AirAsia group CEO Tony Fernandes (pictured) has copped flak for openly showing his support for politics on a professional level. An article on the New Straits Times quoted Fernandes saying in a video that the company “owes its success to the government” led by the former PM Najib Razak. He also urged Malaysians to vote based on facts and that “AirAsia is a fact”.
Since then, some netizens have called for the boycott of AirAsia, calling Fernandes a “disappointment” and “disgrace” for supporting a the former PM’s party. Others said he “bet on the wrong horse”.
In the lead up to the 14th Malaysian General Election (GE14), former Prime Minister Datuk Seri Najib Razak was spotted to be returning to Kuala Lumpur in an AirAsia aircraft sporting the livery “Hebatkan Negaraku” (Make My Country Greater), which also happened to be the theme of Barisan Nasional’s (BN) election manifesto, according to multiple media reports. Media reports on Business Insider also stated that AirAsia crew members ditched their usual red uniforms and donned blue ones instead.
This led to competitor brand FireFly, under MAB, taking a jab at AirAsia with a social media post saying “I’m still wearing orange. No matter which colour you choose, we bring you home.” The post also added that it is neutral, featuring four X’s in the colours blue, light blue, red and green, representing the colours of the political parties that competed in GE14, said Coconuts, the publication which spotted the post. A+M has reached out to FireFly to confirm contents of the post.
What’s the chatter like on social?
Providing exclusive data to A+M, Digimind Social, which analysed social media sentiments from 7 to 11 May 2018, found that Malaysians showed a fixation on Fernandes’ support for BN during this period. Several netizens expressed “unsupportive views” of his endorsement of BN and former PM Najib and phrases such as “bang Jib” (brother Najib) were used when referencing the AirAsia aircraft decorated with BN-themed livery.
Besides voicing their outrage over Fernandes’ support for BN, online conversations also revolved around consumer experience taking a hit due to the sudden influx of Malaysians flying home to vote. This led to AirAsia-related discussions on social media in Malaysia peaking at 2005 mentions on 8 May, according to Digimind’s data. However, discussions around the topic tapered off after 8 May, most likely due to netizens shifting their attention from AirAsia to polling day.
While explicit calls to boycott AirAsia in light of Fernandes’ support of BN accounted for less than 10% of AirAsia-related chatter on social media, Digimind added that these discussions formed part of a larger conversation trend surrounding GE14. Netizens used harsh words such as “hardcore criminal” to describe former PM Najib, and expressed wishes for Airasia to “close shop” for their “betrayal” of Malaysians.

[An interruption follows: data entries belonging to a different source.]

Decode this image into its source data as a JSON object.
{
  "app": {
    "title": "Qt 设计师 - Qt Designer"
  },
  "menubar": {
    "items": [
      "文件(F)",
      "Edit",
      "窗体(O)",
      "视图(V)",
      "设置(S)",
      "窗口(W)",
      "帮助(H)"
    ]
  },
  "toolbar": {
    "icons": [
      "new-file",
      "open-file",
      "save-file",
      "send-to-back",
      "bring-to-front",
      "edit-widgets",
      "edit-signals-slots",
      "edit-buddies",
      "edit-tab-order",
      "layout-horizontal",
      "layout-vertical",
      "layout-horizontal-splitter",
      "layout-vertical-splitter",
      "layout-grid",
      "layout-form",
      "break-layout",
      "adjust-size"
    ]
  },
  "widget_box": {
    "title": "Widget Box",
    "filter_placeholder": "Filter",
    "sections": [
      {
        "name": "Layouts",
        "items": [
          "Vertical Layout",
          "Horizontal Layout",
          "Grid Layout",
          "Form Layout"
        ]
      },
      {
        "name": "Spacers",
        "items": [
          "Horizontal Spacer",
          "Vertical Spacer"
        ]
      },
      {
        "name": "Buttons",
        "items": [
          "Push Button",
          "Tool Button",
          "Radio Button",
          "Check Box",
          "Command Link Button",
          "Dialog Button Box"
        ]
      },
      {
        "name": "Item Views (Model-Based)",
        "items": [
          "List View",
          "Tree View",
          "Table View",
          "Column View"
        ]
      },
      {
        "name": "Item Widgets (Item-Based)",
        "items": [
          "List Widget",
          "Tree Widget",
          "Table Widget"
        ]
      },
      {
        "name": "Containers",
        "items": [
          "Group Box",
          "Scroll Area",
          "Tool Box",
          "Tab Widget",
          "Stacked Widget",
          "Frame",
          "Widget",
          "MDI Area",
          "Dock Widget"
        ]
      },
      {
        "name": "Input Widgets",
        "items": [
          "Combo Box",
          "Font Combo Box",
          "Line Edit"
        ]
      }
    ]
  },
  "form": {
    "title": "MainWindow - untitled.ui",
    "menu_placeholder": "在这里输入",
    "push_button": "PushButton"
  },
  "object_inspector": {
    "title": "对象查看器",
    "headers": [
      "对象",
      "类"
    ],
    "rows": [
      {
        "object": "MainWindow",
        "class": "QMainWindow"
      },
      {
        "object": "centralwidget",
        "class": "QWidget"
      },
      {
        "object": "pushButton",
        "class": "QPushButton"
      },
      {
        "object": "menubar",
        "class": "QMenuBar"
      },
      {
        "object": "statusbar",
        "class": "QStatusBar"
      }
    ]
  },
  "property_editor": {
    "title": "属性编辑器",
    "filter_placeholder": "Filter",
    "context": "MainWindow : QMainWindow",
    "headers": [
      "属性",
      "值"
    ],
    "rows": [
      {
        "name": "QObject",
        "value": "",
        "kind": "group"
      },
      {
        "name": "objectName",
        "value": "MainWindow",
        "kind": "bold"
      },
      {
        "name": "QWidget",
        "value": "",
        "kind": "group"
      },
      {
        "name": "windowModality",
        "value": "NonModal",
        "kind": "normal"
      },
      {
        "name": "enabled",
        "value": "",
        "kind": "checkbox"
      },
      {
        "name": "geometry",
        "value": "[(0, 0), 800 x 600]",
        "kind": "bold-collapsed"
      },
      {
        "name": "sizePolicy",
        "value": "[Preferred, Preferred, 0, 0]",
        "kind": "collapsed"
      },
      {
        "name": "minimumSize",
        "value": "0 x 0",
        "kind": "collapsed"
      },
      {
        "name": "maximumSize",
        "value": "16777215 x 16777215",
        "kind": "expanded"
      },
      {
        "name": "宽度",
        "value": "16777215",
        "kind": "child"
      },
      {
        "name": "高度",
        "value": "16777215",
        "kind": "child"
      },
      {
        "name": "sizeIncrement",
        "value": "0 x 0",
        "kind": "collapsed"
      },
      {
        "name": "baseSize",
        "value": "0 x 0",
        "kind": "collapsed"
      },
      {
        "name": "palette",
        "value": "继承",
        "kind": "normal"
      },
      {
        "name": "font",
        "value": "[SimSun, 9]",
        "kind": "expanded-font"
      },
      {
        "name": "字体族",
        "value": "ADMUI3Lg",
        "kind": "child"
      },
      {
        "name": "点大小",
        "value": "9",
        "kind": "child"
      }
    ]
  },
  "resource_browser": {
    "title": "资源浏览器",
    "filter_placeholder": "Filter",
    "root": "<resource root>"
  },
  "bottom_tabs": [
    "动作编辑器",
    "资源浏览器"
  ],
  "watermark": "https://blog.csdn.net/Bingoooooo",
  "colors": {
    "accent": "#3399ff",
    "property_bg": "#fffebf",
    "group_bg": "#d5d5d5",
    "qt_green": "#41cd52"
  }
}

Digimind said that as a result of Fernades’ personal endorsement, “netizens associated AirAsia with supporting a corrupted party which could hurt the airline’s perception among locals in the immediate run.”
A+M has reached out to AirAsia for comments regarding consumer sentiments.
Should CEOs openly take on a political slant?
In a statement to A+M, Lars Voedisch, principal consultant and MD of PRecious Communications, said Fernandes built his personal brand by having and sharing an opinion. By default, this will lead to situations where people disagree with them, while some might appreciate that he is not playing it safe like most CEOs. However, Voedisch described politics to be an “emotionally charged” matter, which may result in Fernandes facing some heat for his actions.
He added that the role of CEOs and brands are evolving, with CEOs being increasingly expected to have an opinion, which will naturally cover politics. Voedisch added that instead of showing support for a particular party, CEOs should instead emphasise on the political issues they support – which may or may not relate back to a particular party.
Fairil Yeo, managing director, Singapore and head of digital, Asia Pacific, LEWIS, said by taking a stance, Fernandes is inviting attention and sentiment – be it positive or negative.
“CEOs and brands are often seen as one, and there could be adverse impact on the brand’s reputation despite the intent of the comment made [by the CEO],” Yeo said. Even so, consumers still question what a brand stands for, regardless of the topic, due to this “age of radical transparency”.
“Openly engaging in the support for political parties is always a risky position to occupy, but it does give CEOs the opportunity to represent themselves in what they believe in,” Yeo added.
Also weighing in on the conversation is Tarun Deo, managing director of Singapore and Southeast Asia, who said that historically, business prudence dictated that companies do not take sides, at least in public around political support. But the reality in today’s polarised environment is that companies and their CEOs are increasingly being drawn into these discussions.
“So they need to be prepared to have these discussions, at times in the public domain and are expected to present their point of view by various stakeholders,” Deo said.